JW: So that was very hard. Yeah. I mean, it's just kind of the most bizarre request.

EL: Yeah.

JW: So I mean, I guess the way that I think about this Tsfasman-Vladut-Zink theorem, I was looking for something that was just, you know, unexpected and exciting and beautiful. But I couldn't come up with anything. And so instead, what I'm going with is lemon zest.

KK: Okay.

EL: Okay.

JW: Which I guess can be unexpected and exciting in a dessert, but also because of the way that you just kind of scrape it off that curve of the lemon. And that's what the Tsfasman-Vladut-Zink theorem is doing, is it’s scraping off a little bit of that Gilbert-Varshamov curve.

KK: This is an excellent visual. I've got it. I zest lemons all the time. I understand now. This is it.

EL: Yeah.

JW: There you go.

KK: So all right. Well, we also like to give our guests a chance to plug anything. You wrote a book once. Is that still right? I have it on my shelf.

JW: Yeah. I did write a book once. So that book actually was—Yeah, so I wasn't going to plug anything, but I will plug the book a little bit, but more I'm going to plug a suite of programs. So the book is called, I think, Codes and Curves.

KK: That sounds right.

JW: You would think I would know that.

KK: I’d have to find it. But it is on my shelf.

JW: Yes. It's on mine too, surprisingly, which is right behind me, actually, if you have the video on.

So that book really just a grew out of lecture notes from lectures I gave at the program for women and mathematics at the Institute for Advanced Study. Okay, so I will take my opportunity to plug something to plug that program, to plug EDGE, to plug the Carleton program, and to plug the Smith post-bac program, and to plug the Nebraska conference for undergraduate women in mathematics. So what do all these programs have in common they have in common? They have in common two things that are closely related. One is that they are all programs for women in mathematics. And the other is that they were all the subject of study of a recent NSF grant that I had with Ami Radunskaya and Deanna Haunsperger and Ruth Haas that studied what are the most important or effective aspects of these programs and how can we scale them?

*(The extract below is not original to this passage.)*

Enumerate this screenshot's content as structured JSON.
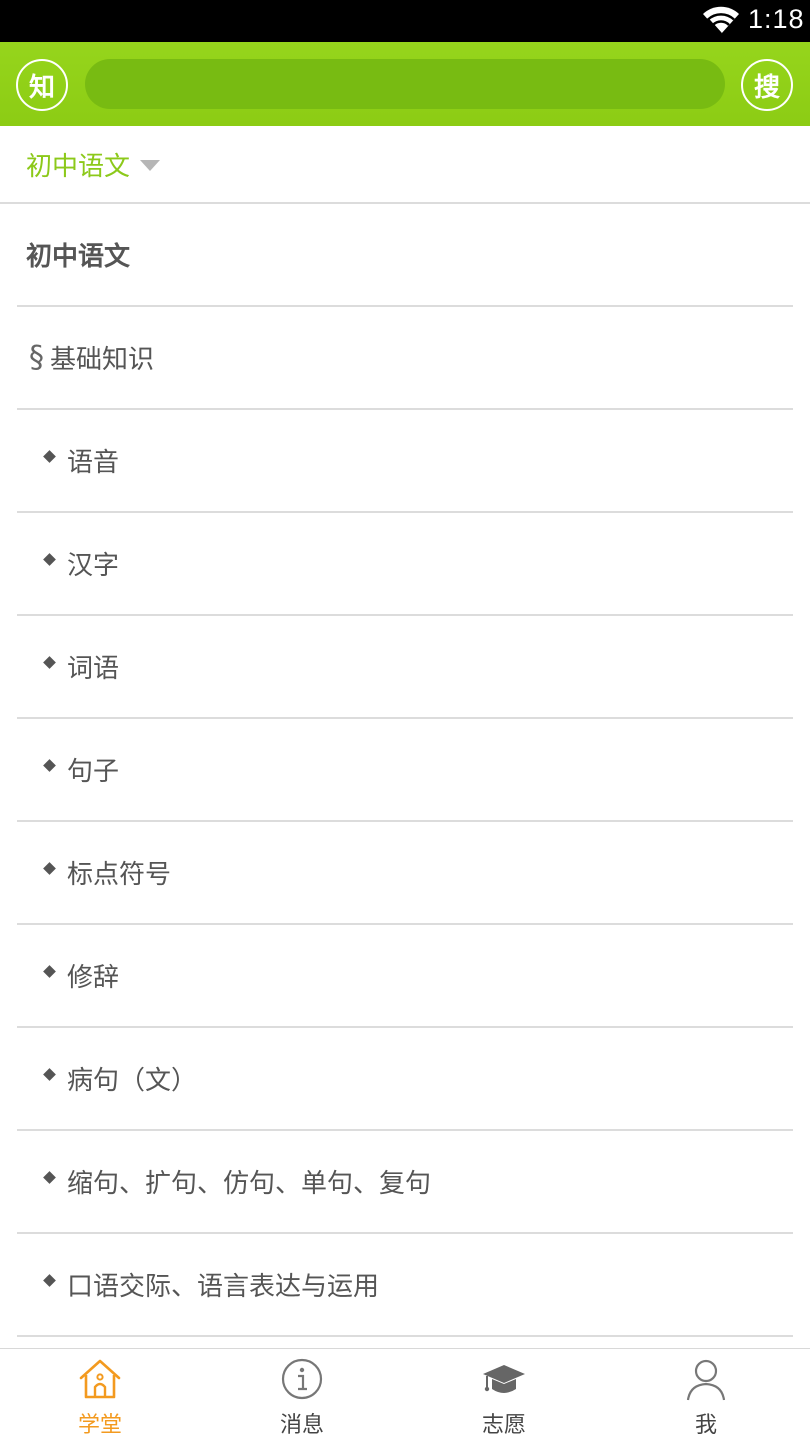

EL: Oh, nice.

JW: Yes. And some of the results of that study, along with a lot of other information, are on our website. That is women do math.org?

EL: I will be visting it as soon as we get off this phone call.

JW: Right. Awesome. I hope it's functioning

KK: And because Judy won't promote herself, I will say, you know, she's been a significant leader in promoting programs for women in mathematics through the University of Nebraska’s math department there. There's a picture of her shaking Bill Clinton's hand somewhere.

JW: Well, that's also on my shelf. Okay. Yeah, I think it's online somewhere, too.

KK: Right. Their program won a national excellence award from the President. Really excellent stuff there at the University of Nebraska. Really a model nationally.

EL: Yeah, I’m familiar with that as one of the best graduate math programs for women.

JW: Thank you.

EL: Yeah. Great job!

EL: Yeah, well, we'll have links to all of those programs on the website. So if you didn't catch one, and you're listening, you can to the website for the podcast and find all those. Yeah. Well, thank you so much for joining us, Judy.

JW: Thank you for the opportunity.

KK: Yeah, this has been great fun. Thanks.

JW: All right. Thank you.

On this episode, we were happy to talk with Judy Walker, who studies coding theory at the University of Nebraska. She told us about her favorite theorem, the Tsfasman-Vladut-Zink theorem. Here are some links to more information about topics we mentioned in the episode.

Goppa (algebraic geometry) code

Judy Walker’s book Codes and Curves

The Program for Women and Mathematics at the Institute for Advanced Study

The Carleton Summer Mathematics Program for women undergraduates

The Smith College post-baccalaureate program for women in math

The Nebraska Conference for Undergraduate Women in Mathematics (Evelyn will be speaking at the conference in 2020)